> _Exercise instructions_
The number needed is how many lines of the data hold the string "tämä". Give that number and nothing more.

---------- Information

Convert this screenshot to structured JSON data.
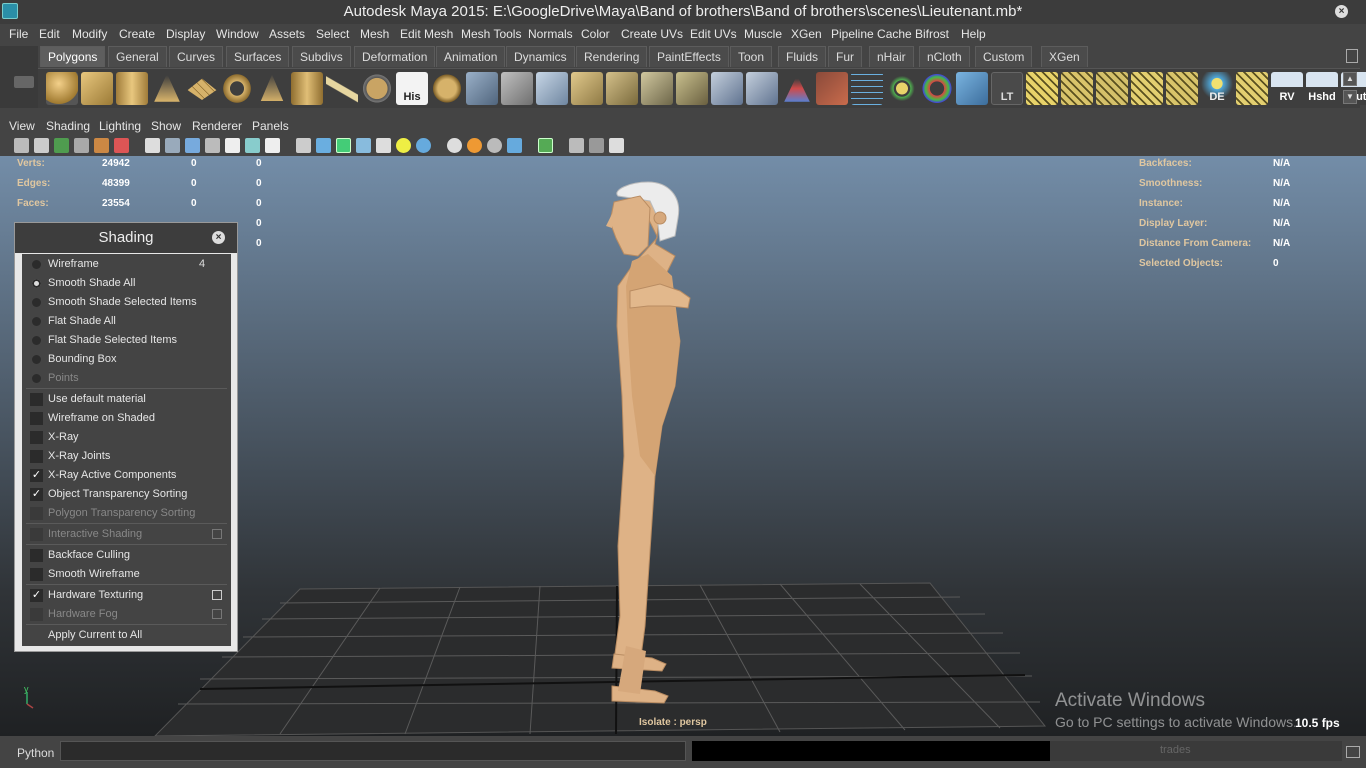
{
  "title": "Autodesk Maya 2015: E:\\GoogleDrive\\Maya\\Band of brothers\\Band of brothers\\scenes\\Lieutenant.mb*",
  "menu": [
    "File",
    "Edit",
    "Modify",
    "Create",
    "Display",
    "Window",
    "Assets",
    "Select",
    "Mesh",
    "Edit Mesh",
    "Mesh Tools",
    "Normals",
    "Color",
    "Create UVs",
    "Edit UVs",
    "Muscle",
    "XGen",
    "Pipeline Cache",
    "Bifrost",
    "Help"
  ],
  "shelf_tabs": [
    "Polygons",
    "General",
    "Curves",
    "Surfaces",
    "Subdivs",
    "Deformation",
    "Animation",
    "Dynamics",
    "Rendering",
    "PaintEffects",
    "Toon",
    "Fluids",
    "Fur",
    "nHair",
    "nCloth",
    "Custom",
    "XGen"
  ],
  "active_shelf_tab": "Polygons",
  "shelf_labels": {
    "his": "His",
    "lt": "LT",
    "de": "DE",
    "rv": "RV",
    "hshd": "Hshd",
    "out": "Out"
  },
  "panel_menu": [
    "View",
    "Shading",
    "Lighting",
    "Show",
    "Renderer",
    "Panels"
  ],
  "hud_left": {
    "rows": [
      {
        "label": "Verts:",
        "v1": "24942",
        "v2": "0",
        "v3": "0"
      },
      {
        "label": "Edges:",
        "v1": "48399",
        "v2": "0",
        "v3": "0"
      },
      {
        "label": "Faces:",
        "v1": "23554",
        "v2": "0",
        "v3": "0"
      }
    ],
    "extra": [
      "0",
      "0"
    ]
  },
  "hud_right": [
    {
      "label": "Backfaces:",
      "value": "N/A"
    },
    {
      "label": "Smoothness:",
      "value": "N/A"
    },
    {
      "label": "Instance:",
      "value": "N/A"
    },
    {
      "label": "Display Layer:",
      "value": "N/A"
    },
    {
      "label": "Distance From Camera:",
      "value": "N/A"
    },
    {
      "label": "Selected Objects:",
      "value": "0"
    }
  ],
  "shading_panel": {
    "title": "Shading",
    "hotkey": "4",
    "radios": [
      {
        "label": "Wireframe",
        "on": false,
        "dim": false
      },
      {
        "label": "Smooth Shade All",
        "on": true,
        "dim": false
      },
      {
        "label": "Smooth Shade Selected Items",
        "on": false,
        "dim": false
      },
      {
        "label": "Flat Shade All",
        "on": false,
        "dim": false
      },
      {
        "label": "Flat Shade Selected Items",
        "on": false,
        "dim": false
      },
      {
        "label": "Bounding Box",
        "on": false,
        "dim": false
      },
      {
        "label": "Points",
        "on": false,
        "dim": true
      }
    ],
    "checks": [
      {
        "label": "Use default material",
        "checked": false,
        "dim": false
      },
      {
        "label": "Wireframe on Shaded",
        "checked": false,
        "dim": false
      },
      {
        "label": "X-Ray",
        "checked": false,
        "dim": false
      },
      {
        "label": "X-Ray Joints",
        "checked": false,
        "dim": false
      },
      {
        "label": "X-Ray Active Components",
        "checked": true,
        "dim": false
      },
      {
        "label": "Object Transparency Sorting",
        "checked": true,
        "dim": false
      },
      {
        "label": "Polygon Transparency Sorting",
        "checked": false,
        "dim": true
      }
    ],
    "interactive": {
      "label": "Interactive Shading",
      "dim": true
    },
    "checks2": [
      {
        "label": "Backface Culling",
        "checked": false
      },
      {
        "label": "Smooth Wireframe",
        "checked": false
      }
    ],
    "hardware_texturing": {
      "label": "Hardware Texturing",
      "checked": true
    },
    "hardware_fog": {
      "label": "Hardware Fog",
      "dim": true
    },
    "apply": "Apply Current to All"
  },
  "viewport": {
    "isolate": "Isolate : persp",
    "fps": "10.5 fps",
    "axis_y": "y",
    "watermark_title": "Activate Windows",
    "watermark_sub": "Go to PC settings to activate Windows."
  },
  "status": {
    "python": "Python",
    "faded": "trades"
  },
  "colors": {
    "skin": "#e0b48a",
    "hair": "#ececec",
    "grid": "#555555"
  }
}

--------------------
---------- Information

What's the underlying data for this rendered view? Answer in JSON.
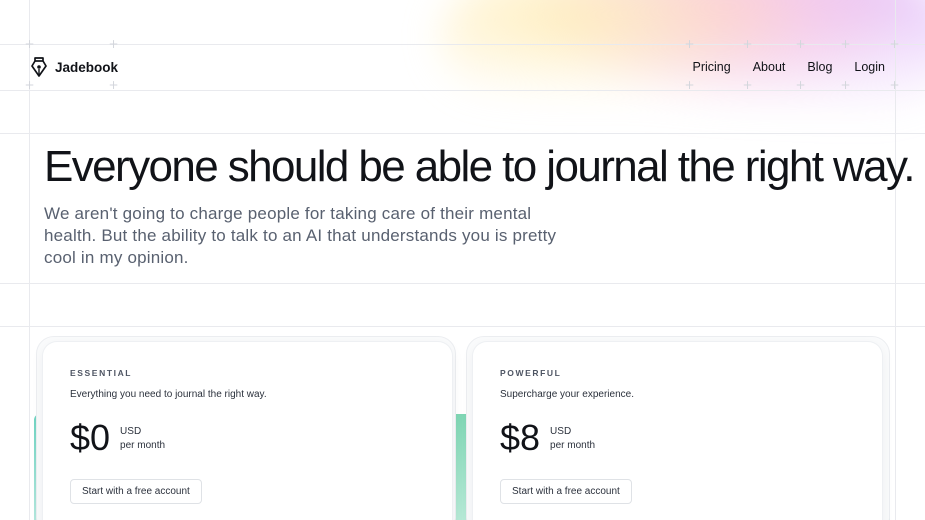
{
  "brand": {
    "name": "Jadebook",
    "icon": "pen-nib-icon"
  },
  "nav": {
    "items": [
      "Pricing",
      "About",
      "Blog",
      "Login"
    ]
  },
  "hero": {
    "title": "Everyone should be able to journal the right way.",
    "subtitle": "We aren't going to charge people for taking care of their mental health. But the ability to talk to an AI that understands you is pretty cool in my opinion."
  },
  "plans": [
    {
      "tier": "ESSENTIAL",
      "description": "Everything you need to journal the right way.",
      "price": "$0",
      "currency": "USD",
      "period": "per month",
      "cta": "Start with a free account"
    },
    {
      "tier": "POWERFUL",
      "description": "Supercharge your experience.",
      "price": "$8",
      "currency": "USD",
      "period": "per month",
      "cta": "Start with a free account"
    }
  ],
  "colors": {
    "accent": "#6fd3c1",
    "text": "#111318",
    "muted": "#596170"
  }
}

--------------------
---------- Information

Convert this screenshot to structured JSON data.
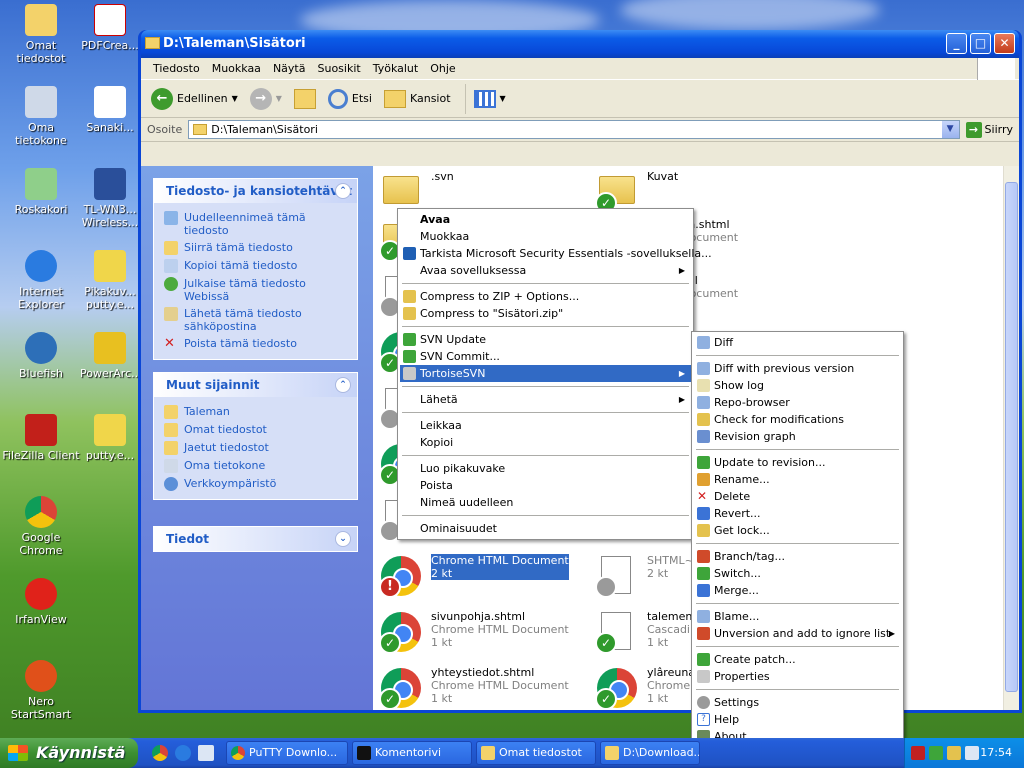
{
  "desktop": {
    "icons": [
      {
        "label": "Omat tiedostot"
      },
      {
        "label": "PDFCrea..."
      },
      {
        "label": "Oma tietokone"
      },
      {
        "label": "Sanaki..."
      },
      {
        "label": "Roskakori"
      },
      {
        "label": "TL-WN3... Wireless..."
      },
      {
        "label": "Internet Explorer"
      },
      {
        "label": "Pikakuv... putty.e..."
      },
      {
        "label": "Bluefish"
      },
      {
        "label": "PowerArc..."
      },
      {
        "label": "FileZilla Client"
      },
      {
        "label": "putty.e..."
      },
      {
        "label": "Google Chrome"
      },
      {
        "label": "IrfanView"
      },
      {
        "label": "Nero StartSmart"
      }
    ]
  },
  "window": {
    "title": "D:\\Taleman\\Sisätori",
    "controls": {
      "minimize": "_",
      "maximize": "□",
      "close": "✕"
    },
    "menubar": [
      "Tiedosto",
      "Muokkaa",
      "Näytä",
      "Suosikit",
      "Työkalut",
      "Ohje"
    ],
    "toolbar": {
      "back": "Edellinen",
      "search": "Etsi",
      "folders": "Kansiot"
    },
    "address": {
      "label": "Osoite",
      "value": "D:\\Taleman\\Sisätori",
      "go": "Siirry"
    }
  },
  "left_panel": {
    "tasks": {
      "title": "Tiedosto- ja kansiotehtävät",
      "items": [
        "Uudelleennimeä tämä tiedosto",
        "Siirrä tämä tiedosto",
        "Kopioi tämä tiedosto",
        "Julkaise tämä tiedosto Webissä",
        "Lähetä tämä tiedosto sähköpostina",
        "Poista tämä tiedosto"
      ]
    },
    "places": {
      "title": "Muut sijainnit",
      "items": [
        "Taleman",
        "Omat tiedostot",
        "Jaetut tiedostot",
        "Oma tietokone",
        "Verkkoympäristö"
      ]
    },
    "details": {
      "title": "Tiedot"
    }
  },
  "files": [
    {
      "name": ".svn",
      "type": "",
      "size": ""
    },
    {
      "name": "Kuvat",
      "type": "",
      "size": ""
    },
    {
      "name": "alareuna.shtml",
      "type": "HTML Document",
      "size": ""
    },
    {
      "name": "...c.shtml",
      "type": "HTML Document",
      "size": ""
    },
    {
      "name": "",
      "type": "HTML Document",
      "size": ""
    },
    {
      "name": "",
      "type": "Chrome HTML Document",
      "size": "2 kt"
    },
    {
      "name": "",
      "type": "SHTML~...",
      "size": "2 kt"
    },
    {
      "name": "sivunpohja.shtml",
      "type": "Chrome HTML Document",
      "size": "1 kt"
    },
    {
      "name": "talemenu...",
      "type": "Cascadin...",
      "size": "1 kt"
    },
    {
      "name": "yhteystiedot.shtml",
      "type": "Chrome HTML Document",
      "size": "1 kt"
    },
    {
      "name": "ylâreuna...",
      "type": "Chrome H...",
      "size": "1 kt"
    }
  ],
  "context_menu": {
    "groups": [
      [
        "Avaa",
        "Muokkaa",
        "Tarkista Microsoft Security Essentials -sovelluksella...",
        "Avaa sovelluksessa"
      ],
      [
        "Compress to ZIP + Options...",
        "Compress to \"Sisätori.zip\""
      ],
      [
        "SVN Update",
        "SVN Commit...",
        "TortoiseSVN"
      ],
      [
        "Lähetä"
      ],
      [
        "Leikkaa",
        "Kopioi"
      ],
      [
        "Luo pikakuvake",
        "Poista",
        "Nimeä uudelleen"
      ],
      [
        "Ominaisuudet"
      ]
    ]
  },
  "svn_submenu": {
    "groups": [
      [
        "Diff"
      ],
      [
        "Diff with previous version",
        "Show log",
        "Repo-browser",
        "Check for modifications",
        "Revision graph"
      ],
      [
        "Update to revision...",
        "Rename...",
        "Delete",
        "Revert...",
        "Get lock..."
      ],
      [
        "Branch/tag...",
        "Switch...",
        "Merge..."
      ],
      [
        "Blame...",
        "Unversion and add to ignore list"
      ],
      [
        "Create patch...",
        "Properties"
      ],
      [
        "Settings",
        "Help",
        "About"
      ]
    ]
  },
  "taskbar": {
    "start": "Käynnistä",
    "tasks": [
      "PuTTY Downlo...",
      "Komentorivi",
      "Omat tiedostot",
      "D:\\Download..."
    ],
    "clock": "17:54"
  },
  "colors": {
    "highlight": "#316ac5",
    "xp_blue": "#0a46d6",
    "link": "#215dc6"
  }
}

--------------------

> _Problem solution_
6